Items listed in a dataset
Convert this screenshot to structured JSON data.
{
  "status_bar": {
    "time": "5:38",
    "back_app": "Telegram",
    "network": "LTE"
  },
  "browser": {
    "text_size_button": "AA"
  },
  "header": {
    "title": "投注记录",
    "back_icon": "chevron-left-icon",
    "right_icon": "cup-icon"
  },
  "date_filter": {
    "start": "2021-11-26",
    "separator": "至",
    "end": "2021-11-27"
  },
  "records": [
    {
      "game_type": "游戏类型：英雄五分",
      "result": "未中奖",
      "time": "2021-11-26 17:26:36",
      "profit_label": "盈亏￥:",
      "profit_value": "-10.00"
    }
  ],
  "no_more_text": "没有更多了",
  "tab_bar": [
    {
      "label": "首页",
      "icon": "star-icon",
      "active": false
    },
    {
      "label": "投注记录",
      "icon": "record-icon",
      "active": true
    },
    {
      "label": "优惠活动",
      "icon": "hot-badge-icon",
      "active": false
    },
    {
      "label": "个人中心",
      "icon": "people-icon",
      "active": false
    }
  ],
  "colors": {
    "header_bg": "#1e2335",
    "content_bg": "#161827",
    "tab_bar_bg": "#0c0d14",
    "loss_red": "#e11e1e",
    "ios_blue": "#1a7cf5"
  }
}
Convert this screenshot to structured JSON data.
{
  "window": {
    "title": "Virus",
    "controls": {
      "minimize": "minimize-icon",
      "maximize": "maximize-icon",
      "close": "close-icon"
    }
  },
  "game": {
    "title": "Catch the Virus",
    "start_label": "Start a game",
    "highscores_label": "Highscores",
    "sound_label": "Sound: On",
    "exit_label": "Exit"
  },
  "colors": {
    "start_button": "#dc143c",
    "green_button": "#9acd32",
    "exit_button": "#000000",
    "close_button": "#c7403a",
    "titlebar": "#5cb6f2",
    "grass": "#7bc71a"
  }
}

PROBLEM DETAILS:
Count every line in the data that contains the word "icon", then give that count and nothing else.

EXERCISE SOLUTION:
9